There are almost as many travel apps out there as there are travel destinations. In general, they all do some things well, and some things not so well. WikiCamp is definitely in the same, erm, camp. With a focus on — you guessed it — camping, the app can help you find nearby places to pitch your tent, park your RV, or pick up some local sites. And while that can certainly be helpful, the app is also plagued with so many cool features that it might not make it worth paying for itself.
Like many apps, WikiCamps comes with a 14-day free trial. After that, a one-time payment of $1.99 is required for lifetime use. The free trial period is worth it as you can try out different destinations to see how well it will work for you. Many users report a lack of data on local attractions and camping sites, whereas our test data was rich, so it can only depend on where you’re looking. WikiCamps seems to have a strong following in Australia, so the crowd-sourced information it relies on may take some time to fill up in the rest of the world.
Beyond the actual data it contains (or doesn’t include), WikiCamps has a wealth of smart features. Tap the hamburger button in the top-left of the screen, and you’re presented with a list of nearby attractions, campgrounds, hotels, and more. Or you can enter a destination to see what might happen in the area you want to travel to.
Tap on one of the attractions and, if available, you’ll find contact details, photos, web links, user ratings, and a mapping button that lets you load directions into your favorite mapping app, such as Waze, Google Maps or TomTom Go. gives. You also get a week’s weather forecast for the site. Also, because this is a wiki created by members, you can edit the site if you notice that something is wrong or if you want to add additional information or photos, and you can also leave reviews from other users. can.

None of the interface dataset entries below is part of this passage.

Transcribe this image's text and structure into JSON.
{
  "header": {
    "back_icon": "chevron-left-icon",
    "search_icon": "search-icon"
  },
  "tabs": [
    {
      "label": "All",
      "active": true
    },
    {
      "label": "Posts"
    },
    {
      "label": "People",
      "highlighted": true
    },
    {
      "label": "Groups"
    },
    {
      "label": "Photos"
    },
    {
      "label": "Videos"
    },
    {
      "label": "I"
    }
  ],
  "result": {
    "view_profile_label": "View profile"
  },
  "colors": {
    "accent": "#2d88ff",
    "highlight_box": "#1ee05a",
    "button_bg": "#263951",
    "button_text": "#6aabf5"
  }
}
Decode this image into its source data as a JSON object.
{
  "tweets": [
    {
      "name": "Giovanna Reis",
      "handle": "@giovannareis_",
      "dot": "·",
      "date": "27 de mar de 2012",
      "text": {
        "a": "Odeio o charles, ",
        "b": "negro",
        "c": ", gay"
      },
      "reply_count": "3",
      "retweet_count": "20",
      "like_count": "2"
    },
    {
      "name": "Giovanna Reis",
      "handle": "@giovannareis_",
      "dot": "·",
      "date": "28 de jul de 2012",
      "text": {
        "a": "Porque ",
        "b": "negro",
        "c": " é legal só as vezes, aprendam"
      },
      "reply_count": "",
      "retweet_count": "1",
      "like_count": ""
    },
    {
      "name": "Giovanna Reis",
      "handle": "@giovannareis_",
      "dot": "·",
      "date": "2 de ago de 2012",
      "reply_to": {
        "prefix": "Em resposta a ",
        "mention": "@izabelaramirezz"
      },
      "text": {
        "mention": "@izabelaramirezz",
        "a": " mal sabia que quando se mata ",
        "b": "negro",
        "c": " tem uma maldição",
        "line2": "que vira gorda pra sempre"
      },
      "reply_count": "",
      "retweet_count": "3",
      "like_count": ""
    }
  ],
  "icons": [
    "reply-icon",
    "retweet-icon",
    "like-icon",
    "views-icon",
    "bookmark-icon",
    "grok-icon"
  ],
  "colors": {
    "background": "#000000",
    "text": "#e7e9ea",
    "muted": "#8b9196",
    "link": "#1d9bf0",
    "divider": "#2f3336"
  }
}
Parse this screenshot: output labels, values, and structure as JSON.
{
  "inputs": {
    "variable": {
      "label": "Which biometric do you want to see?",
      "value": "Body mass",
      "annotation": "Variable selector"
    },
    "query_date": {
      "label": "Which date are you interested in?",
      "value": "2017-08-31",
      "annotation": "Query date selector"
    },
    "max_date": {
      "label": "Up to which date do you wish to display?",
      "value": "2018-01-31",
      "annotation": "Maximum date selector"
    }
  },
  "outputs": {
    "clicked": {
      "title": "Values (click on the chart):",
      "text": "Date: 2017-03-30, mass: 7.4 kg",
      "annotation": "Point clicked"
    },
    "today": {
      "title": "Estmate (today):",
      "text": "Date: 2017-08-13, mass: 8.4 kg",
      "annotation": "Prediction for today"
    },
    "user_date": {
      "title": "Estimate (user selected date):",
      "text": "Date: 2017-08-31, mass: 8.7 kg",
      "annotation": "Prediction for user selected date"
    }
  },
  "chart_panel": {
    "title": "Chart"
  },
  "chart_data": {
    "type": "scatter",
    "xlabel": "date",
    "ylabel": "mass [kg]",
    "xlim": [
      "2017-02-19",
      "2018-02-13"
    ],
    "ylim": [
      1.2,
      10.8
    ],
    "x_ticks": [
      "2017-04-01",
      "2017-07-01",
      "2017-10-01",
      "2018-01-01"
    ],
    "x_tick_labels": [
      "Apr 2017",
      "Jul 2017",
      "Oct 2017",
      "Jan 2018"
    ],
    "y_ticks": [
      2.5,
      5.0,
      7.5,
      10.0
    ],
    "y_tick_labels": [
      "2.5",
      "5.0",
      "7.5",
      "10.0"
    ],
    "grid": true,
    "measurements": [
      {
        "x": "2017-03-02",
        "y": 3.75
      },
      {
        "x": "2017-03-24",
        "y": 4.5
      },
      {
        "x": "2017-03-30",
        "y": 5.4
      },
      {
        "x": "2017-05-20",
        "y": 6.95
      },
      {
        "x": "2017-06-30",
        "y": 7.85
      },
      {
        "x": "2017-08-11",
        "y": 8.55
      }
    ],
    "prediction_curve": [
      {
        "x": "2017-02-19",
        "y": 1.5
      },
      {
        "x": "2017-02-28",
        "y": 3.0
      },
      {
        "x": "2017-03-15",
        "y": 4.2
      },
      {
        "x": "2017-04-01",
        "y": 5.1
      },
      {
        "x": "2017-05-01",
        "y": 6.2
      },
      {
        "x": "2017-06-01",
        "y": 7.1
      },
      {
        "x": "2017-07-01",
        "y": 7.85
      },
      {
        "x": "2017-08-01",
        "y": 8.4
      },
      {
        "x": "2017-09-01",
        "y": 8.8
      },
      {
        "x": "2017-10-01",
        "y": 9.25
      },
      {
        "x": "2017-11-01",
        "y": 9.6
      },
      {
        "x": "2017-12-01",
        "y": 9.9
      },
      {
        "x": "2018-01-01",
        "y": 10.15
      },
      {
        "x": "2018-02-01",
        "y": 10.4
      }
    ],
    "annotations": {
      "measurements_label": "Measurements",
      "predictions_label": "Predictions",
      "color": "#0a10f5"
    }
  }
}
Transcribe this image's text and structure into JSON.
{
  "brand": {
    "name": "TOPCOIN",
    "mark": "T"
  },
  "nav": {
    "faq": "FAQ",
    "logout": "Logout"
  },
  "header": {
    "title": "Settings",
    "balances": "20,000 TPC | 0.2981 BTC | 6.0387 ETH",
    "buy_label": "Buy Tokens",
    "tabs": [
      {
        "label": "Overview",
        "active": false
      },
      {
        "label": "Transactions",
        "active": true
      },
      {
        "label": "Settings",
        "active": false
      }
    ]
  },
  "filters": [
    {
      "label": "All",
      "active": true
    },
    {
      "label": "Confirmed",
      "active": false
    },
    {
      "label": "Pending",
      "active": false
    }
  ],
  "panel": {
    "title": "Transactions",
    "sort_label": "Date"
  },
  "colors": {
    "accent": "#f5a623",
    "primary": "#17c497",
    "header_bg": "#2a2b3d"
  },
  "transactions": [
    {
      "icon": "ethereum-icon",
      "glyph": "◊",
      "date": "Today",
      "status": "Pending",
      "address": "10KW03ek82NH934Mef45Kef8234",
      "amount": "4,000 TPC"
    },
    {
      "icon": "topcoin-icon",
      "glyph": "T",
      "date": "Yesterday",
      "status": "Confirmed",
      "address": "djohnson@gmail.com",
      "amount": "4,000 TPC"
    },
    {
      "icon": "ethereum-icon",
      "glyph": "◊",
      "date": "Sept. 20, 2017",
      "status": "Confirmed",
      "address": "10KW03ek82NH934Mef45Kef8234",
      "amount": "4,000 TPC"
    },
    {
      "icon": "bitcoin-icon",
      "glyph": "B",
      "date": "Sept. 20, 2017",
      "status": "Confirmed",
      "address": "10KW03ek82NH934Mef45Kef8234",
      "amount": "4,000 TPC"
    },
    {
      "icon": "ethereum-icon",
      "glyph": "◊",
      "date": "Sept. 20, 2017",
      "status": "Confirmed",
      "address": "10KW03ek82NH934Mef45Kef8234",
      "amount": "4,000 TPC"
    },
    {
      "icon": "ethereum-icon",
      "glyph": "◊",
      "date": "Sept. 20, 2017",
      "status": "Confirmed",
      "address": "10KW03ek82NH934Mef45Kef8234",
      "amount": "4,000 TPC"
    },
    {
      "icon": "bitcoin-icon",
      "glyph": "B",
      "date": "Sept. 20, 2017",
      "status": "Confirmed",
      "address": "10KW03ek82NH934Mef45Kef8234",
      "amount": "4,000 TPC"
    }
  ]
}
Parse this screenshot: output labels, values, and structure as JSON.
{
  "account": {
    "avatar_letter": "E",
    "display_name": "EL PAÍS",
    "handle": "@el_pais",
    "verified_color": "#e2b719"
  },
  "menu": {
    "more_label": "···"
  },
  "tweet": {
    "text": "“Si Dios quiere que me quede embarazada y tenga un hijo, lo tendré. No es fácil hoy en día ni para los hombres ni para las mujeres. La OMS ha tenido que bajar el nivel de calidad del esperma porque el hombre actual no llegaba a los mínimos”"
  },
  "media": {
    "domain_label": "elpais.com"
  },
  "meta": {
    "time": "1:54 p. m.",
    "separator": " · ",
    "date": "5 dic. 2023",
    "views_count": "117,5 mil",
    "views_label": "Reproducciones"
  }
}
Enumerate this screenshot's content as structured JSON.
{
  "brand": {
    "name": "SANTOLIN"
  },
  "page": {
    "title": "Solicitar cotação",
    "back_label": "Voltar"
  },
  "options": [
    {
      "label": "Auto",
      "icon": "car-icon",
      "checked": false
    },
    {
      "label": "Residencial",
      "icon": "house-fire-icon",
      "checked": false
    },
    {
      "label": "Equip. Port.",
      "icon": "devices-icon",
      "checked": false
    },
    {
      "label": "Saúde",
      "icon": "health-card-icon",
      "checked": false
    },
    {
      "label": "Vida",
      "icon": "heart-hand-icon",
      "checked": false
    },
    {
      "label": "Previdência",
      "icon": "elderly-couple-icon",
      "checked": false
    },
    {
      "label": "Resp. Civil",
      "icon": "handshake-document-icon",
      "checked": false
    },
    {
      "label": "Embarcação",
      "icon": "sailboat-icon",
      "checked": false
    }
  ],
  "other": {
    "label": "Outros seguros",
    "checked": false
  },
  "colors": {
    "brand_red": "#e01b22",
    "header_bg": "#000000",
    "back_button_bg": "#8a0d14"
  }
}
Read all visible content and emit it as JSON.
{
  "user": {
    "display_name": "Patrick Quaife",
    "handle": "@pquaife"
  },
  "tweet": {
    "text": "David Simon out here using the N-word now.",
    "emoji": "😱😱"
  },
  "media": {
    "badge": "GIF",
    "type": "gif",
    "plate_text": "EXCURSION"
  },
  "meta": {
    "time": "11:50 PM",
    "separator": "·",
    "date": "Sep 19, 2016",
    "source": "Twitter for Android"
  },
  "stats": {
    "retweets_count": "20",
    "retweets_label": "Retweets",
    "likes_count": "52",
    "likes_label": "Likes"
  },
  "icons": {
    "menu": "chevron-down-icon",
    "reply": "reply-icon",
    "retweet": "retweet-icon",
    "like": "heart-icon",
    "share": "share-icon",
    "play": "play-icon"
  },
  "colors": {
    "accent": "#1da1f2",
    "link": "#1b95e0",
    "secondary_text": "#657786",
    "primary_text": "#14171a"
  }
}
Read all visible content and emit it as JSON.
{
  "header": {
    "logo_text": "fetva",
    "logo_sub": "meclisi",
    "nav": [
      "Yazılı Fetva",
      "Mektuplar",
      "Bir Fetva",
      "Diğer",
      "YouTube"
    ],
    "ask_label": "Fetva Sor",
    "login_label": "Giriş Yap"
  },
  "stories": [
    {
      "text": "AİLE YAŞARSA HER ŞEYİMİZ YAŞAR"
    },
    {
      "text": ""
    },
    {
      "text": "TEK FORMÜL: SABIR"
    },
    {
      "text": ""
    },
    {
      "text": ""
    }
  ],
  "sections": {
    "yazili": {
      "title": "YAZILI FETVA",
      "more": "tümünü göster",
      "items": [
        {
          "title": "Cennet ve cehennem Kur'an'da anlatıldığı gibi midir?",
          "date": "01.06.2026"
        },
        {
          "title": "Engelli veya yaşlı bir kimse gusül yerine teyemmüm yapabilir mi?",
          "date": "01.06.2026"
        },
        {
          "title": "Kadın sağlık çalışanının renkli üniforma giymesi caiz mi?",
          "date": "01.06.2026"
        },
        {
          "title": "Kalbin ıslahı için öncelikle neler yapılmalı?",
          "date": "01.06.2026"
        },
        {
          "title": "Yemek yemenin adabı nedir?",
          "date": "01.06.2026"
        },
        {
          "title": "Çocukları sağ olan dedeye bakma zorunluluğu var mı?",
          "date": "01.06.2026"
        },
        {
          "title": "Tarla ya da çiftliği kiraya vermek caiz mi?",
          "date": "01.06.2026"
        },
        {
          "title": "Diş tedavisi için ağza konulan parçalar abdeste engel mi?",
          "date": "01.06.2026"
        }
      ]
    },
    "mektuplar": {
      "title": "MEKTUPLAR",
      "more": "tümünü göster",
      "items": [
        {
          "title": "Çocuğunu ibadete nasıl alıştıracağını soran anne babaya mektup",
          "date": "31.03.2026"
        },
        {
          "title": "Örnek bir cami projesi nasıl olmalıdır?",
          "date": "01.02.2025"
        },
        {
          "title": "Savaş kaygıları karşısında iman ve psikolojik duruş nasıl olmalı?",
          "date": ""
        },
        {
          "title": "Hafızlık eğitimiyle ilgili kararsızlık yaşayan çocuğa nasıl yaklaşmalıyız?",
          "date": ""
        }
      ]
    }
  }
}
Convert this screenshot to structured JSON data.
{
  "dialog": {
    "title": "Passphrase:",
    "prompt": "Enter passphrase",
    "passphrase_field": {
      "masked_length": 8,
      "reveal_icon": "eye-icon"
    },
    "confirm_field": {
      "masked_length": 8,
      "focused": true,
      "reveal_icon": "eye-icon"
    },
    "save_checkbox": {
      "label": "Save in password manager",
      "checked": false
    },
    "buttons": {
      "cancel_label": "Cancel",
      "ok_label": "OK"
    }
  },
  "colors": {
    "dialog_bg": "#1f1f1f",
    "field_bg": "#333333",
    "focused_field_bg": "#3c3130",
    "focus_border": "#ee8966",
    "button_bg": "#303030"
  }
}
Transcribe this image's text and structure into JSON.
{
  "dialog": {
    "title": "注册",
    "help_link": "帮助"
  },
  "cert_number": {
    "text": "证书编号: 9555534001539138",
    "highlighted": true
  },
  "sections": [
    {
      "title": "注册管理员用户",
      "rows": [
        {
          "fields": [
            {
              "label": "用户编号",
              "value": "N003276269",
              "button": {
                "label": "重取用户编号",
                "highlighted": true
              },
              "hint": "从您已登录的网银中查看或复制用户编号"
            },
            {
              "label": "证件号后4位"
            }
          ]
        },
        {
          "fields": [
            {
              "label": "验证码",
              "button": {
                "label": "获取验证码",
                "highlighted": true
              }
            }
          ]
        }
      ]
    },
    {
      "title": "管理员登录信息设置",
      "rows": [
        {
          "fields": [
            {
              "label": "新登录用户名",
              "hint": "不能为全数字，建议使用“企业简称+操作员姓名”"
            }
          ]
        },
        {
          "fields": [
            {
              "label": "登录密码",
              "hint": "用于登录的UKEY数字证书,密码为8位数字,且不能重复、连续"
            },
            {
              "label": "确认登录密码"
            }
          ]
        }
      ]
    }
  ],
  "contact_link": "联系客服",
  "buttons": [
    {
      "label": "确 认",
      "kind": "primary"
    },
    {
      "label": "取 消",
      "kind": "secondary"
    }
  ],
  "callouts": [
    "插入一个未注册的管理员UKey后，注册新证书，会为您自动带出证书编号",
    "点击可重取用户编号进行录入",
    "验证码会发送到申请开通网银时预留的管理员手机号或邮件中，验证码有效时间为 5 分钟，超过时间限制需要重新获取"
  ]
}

The Filter button lets you sort sites according to your search and helps clear out the clutter. For example, you can toggle the switch to include only free campgrounds that accept pets and have water features. You can see the results on the map or in the list. One unfortunate thing is that it looks like the app uses Google Maps, so you can see all the destinations Google offers, but they’re not all clickable, so things can get a little confusing.
Another cool aspect of WikiCamps is the ability to download data offline on a state-by-state basis, so you can access sites even in remote areas where you may not be able to get online. Plus, there’s a travel forum where you can ask other people any questions you have about destinations.
While the app offers a trip-planning function, we found it difficult and confusing to use. You can search on your destination, but there’s no easy way to indicate that you want to add it as an end point in your journey. Instead, you can try to create a trip by tapping on sites and tapping “Add to Planner,” but that’s a cumbersome way to go about things.
Since Wikitrips is created by the community, it can be hit or miss in terms of the information it provides. Some places have a lot of entries, while others are quite bare. And Trip Planner doesn’t seem to have much utility. But, for just $1.99 it can be a worthwhile tool to add to the resources of the frequent camper, and it’s definitely worth the two-week free trial for a spin.
Download Wikicamp from here